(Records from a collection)

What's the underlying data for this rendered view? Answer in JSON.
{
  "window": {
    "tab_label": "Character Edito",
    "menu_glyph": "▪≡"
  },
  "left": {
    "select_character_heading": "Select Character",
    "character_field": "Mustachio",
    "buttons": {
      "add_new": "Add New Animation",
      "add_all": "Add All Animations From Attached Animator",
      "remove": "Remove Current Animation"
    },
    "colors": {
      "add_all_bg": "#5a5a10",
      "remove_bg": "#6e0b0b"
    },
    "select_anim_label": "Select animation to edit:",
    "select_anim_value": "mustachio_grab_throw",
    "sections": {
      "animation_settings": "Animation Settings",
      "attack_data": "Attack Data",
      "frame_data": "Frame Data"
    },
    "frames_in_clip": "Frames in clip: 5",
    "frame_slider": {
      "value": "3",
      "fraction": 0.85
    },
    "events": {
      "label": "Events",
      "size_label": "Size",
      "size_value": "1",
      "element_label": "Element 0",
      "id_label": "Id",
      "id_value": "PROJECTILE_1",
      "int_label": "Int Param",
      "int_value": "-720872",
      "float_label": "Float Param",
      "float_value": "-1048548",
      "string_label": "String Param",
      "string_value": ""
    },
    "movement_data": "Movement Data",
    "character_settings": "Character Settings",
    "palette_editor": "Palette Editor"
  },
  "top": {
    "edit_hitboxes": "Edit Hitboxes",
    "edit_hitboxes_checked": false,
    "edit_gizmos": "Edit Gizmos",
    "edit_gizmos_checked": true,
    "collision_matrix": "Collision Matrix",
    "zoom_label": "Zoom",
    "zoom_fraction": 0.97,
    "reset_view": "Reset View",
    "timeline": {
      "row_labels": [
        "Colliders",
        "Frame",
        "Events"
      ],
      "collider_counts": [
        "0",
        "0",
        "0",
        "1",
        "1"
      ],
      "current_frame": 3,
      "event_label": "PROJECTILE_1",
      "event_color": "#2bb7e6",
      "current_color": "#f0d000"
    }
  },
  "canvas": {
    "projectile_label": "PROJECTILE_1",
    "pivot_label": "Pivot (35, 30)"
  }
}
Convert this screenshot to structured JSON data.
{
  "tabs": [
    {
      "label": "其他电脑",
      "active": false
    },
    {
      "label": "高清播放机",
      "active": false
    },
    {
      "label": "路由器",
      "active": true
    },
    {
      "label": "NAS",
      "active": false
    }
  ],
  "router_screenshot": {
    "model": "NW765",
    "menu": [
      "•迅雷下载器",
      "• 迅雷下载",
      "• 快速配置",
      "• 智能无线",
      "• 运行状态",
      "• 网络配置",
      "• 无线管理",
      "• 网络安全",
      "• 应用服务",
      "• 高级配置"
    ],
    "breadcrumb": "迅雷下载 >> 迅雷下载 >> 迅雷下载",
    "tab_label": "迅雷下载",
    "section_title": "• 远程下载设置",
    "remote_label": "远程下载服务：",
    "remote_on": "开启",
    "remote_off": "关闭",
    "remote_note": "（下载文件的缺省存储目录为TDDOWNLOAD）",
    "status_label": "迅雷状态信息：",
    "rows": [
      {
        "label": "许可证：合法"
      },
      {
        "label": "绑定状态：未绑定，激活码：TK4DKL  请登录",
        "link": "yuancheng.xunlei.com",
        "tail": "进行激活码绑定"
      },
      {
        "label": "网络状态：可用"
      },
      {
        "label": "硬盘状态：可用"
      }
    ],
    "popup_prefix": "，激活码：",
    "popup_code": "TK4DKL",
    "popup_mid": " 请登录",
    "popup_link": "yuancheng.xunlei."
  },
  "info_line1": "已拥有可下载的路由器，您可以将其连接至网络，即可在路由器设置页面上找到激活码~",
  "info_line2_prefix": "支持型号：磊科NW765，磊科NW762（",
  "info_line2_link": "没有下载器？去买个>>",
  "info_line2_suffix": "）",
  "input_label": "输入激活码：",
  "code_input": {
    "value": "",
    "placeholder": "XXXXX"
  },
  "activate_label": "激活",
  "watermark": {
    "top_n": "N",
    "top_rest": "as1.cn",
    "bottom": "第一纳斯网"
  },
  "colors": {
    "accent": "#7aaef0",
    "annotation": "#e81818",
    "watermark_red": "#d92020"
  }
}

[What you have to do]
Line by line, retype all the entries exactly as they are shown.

[Answer box]
What's the underlying data for this rendered view? Answer in JSON.
{
  "window": {
    "tab_label": "Character Edito",
    "menu_glyph": "▪≡"
  },
  "left": {
    "select_character_heading": "Select Character",
    "character_field": "Mustachio",
    "buttons": {
      "add_new": "Add New Animation",
      "add_all": "Add All Animations From Attached Animator",
      "remove": "Remove Current Animation"
    },
    "colors": {
      "add_all_bg": "#5a5a10",
      "remove_bg": "#6e0b0b"
    },
    "select_anim_label": "Select animation to edit:",
    "select_anim_value": "mustachio_grab_throw",
    "sections": {
      "animation_settings": "Animation Settings",
      "attack_data": "Attack Data",
      "frame_data": "Frame Data"
    },
    "frames_in_clip": "Frames in clip: 5",
    "frame_slider": {
      "value": "3",
      "fraction": 0.85
    },
    "events": {
      "label": "Events",
      "size_label": "Size",
      "size_value": "1",
      "element_label": "Element 0",
      "id_label": "Id",
      "id_value": "PROJECTILE_1",
      "int_label": "Int Param",
      "int_value": "-720872",
      "float_label": "Float Param",
      "float_value": "-1048548",
      "string_label": "String Param",
      "string_value": ""
    },
    "movement_data": "Movement Data",
    "character_settings": "Character Settings",
    "palette_editor": "Palette Editor"
  },
  "top": {
    "edit_hitboxes": "Edit Hitboxes",
    "edit_hitboxes_checked": false,
    "edit_gizmos": "Edit Gizmos",
    "edit_gizmos_checked": true,
    "collision_matrix": "Collision Matrix",
    "zoom_label": "Zoom",
    "zoom_fraction": 0.97,
    "reset_view": "Reset View",
    "timeline": {
      "row_labels": [
        "Colliders",
        "Frame",
        "Events"
      ],
      "collider_counts": [
        "0",
        "0",
        "0",
        "1",
        "1"
      ],
      "current_frame": 3,
      "event_label": "PROJECTILE_1",
      "event_color": "#2bb7e6",
      "current_color": "#f0d000"
    }
  },
  "canvas": {
    "projectile_label": "PROJECTILE_1",
    "pivot_label": "Pivot (35, 30)"
  }
}
Convert this screenshot to structured JSON data.
{
  "tabs": [
    {
      "label": "其他电脑",
      "active": false
    },
    {
      "label": "高清播放机",
      "active": false
    },
    {
      "label": "路由器",
      "active": true
    },
    {
      "label": "NAS",
      "active": false
    }
  ],
  "router_screenshot": {
    "model": "NW765",
    "menu": [
      "•迅雷下载器",
      "• 迅雷下载",
      "• 快速配置",
      "• 智能无线",
      "• 运行状态",
      "• 网络配置",
      "• 无线管理",
      "• 网络安全",
      "• 应用服务",
      "• 高级配置"
    ],
    "breadcrumb": "迅雷下载 >> 迅雷下载 >> 迅雷下载",
    "tab_label": "迅雷下载",
    "section_title": "• 远程下载设置",
    "remote_label": "远程下载服务：",
    "remote_on": "开启",
    "remote_off": "关闭",
    "remote_note": "（下载文件的缺省存储目录为TDDOWNLOAD）",
    "status_label": "迅雷状态信息：",
    "rows": [
      {
        "label": "许可证：合法"
      },
      {
        "label": "绑定状态：未绑定，激活码：TK4DKL  请登录",
        "link": "yuancheng.xunlei.com",
        "tail": "进行激活码绑定"
      },
      {
        "label": "网络状态：可用"
      },
      {
        "label": "硬盘状态：可用"
      }
    ],
    "popup_prefix": "，激活码：",
    "popup_code": "TK4DKL",
    "popup_mid": " 请登录",
    "popup_link": "yuancheng.xunlei."
  },
  "info_line1": "已拥有可下载的路由器，您可以将其连接至网络，即可在路由器设置页面上找到激活码~",
  "info_line2_prefix": "支持型号：磊科NW765，磊科NW762（",
  "info_line2_link": "没有下载器？去买个>>",
  "info_line2_suffix": "）",
  "input_label": "输入激活码：",
  "code_input": {
    "value": "",
    "placeholder": "XXXXX"
  },
  "activate_label": "激活",
  "watermark": {
    "top_n": "N",
    "top_rest": "as1.cn",
    "bottom": "第一纳斯网"
  },
  "colors": {
    "accent": "#7aaef0",
    "annotation": "#e81818",
    "watermark_red": "#d92020"
  }
}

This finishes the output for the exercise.